### TASK INSTRUCTIONS
In the listing below, how many lines hold the string "JSON"? Reply with the number and nothing else.

### MATERIAL FOR THIS TASK

----

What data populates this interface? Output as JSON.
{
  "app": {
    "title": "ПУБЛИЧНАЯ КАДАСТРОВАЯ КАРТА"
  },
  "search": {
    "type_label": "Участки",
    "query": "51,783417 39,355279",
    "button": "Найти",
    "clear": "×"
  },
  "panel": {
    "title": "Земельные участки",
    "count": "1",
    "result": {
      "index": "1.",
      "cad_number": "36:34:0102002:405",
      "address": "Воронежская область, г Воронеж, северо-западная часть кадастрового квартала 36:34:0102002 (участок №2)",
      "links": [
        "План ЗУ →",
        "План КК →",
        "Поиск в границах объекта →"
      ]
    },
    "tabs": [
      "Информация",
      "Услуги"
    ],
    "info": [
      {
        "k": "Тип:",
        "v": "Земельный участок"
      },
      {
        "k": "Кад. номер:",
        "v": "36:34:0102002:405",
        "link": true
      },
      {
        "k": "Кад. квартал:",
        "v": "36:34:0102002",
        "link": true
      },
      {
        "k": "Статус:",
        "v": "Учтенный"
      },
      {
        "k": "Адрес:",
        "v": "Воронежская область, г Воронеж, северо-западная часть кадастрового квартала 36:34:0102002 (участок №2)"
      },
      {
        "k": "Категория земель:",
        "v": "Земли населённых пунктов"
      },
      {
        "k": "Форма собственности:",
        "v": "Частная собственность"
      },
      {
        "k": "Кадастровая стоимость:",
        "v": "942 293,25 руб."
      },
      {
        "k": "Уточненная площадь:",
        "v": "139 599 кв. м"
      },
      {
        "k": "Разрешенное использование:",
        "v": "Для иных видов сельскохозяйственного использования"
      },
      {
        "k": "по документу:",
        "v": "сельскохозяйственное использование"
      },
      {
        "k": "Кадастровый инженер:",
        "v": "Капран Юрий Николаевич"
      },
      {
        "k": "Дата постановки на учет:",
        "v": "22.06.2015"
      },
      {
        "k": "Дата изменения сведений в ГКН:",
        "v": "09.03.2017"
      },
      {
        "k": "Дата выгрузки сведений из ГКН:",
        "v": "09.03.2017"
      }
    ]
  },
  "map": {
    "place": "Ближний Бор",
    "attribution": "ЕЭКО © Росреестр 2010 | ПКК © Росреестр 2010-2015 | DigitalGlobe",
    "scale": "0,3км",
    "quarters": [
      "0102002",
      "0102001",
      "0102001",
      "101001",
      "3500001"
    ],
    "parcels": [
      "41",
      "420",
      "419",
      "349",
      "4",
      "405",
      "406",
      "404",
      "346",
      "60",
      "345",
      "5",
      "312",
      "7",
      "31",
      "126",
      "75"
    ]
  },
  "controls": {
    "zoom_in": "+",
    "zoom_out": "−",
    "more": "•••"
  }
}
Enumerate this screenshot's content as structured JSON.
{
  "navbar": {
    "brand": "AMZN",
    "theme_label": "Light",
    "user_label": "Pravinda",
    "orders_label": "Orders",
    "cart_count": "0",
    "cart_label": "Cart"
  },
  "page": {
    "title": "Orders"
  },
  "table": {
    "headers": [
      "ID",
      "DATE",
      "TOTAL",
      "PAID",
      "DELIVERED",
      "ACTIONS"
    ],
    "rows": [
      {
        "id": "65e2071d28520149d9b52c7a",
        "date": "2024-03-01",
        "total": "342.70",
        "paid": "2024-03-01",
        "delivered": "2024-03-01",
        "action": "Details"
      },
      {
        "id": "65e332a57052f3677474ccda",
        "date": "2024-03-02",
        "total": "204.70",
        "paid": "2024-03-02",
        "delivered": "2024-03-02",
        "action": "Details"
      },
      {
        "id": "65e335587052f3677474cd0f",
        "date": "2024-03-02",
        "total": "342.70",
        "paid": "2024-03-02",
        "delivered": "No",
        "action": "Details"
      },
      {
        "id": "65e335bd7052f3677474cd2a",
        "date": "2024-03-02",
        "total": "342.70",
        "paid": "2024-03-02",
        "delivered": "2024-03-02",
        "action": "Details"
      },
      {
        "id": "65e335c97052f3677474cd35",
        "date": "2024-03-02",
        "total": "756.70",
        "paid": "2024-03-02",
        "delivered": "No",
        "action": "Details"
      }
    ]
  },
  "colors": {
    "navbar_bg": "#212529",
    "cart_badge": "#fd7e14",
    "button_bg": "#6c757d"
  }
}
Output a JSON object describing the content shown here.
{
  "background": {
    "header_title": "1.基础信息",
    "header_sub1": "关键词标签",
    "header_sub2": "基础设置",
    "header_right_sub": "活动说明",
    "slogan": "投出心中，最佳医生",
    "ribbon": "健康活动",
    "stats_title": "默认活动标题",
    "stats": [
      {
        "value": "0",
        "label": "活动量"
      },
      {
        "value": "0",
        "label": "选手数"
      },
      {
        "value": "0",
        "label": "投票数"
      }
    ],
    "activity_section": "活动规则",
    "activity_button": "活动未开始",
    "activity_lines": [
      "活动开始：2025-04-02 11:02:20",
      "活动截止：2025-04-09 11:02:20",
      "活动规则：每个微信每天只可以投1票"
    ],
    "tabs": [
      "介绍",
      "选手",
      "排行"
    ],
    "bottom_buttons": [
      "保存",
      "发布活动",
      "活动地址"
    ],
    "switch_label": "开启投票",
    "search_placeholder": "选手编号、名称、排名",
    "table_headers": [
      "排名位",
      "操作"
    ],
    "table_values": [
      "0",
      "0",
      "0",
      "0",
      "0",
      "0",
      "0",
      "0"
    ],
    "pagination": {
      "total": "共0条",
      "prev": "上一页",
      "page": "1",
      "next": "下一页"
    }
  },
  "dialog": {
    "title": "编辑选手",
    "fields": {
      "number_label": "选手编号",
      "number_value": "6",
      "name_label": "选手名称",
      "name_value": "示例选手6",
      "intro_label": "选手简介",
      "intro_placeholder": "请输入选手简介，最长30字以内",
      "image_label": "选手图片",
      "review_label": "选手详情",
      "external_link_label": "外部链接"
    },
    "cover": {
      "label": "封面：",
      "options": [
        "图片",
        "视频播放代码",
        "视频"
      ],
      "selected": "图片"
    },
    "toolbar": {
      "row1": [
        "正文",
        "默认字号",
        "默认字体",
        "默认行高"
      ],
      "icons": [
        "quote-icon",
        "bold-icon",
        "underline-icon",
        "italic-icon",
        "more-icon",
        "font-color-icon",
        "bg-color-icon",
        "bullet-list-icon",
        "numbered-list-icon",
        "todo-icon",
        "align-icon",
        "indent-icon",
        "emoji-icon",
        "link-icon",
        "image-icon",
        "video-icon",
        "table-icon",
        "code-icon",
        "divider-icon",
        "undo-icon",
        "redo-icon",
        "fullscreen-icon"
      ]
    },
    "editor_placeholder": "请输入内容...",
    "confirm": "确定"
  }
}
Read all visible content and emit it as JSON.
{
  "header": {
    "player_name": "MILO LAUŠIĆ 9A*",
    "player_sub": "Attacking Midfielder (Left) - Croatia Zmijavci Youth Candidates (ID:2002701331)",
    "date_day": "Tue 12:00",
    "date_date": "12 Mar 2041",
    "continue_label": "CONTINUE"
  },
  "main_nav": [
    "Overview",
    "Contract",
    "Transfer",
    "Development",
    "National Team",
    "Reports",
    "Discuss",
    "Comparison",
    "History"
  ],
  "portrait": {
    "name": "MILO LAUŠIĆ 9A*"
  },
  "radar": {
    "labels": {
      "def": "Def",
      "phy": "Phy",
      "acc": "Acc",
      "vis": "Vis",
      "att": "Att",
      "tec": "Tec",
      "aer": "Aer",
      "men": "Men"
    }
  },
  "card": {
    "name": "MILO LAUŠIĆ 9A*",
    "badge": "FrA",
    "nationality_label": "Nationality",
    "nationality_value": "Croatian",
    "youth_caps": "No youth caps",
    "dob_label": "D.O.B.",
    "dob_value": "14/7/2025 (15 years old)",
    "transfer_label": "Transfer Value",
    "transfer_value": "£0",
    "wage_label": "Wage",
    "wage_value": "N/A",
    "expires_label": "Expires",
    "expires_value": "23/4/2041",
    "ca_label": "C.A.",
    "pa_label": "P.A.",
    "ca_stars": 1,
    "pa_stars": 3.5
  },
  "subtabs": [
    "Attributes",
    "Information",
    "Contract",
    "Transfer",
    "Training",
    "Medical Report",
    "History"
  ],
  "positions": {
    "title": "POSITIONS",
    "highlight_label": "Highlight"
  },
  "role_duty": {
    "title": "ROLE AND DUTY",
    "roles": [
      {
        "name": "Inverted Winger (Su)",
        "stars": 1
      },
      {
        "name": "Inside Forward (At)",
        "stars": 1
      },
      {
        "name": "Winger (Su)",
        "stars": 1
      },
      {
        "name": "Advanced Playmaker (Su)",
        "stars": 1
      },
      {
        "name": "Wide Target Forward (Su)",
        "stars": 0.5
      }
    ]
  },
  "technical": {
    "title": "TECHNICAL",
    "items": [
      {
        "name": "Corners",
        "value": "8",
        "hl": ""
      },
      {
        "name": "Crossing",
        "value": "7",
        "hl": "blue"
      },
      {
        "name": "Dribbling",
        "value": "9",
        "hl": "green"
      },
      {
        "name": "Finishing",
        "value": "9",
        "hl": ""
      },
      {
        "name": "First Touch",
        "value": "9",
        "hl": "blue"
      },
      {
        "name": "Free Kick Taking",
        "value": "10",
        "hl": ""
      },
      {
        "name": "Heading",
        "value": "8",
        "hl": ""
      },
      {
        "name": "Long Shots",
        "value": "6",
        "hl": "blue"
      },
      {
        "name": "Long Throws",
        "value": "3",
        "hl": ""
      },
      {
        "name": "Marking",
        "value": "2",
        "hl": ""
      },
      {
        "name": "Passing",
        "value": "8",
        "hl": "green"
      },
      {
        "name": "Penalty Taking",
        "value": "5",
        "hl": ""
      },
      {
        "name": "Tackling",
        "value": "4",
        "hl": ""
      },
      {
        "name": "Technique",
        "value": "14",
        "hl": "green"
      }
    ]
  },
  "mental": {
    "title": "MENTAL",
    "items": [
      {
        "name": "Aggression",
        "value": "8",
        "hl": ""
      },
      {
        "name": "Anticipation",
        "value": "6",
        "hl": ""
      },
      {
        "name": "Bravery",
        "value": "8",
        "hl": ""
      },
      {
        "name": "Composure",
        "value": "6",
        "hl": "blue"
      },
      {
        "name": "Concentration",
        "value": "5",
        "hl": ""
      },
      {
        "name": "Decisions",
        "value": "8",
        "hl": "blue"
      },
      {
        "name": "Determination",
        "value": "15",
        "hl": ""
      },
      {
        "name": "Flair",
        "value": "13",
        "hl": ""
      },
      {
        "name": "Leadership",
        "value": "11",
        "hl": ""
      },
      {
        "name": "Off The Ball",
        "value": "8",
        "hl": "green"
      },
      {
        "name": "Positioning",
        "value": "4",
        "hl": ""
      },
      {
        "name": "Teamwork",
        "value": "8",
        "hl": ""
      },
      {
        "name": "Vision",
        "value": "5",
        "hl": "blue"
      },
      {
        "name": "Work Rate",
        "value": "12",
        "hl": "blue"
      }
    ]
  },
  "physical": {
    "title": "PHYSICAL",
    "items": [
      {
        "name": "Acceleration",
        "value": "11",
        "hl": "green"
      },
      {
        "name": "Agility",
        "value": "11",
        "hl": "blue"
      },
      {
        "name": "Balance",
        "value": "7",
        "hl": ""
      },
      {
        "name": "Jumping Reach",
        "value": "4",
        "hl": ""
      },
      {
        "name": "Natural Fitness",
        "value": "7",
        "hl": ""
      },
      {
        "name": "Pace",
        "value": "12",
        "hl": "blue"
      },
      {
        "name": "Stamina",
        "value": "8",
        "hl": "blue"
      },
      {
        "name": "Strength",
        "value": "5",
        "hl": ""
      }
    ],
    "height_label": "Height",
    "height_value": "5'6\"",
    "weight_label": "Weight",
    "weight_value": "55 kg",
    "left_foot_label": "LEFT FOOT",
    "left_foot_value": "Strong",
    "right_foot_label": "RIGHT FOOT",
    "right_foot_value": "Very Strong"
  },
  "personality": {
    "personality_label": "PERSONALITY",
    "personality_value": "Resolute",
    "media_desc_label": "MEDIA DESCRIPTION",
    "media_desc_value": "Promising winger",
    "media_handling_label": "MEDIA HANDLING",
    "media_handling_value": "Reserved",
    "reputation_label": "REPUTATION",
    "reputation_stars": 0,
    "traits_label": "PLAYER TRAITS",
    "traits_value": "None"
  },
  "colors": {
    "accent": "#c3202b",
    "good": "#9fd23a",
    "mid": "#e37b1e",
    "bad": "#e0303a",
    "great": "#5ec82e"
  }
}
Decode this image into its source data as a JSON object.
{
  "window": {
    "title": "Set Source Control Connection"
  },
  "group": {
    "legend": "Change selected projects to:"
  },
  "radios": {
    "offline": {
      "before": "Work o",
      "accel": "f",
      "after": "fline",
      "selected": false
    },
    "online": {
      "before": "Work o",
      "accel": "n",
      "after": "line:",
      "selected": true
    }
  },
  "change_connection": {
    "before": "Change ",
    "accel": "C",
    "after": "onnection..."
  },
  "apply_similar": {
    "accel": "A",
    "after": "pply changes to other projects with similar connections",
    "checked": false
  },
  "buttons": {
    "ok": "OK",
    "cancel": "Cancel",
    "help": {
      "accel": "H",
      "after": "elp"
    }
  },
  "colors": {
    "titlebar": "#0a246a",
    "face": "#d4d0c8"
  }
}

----

### WRITTEN REPLY
5